[Required action]
Look for "this" in the records and copy every line that has it.

==== Data records ====

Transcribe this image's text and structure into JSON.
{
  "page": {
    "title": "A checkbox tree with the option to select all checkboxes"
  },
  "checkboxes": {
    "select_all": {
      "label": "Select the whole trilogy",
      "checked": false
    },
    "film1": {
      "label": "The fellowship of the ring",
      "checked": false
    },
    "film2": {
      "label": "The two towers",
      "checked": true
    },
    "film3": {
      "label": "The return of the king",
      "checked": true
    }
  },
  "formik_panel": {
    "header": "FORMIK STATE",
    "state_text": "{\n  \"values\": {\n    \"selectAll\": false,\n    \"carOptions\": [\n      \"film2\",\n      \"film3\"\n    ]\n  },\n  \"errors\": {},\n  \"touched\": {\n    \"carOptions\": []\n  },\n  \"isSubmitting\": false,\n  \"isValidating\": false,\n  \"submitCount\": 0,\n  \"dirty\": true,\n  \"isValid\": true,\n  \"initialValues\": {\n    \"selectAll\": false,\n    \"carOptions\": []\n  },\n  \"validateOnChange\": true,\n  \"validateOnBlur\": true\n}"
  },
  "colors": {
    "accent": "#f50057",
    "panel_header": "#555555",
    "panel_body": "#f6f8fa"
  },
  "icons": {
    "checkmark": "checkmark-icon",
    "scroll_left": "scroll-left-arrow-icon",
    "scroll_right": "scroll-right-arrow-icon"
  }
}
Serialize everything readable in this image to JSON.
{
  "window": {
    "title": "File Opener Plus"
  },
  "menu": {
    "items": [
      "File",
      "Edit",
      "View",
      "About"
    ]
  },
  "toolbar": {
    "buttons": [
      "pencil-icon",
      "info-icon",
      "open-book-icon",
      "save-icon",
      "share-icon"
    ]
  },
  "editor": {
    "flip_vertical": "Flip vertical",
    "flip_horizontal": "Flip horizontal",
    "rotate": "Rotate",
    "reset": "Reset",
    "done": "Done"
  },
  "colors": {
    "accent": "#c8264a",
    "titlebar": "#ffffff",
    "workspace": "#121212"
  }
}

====

[Written answer]
Transcribe this image's text and structure into JSON.
Serialize everything readable in this image to JSON.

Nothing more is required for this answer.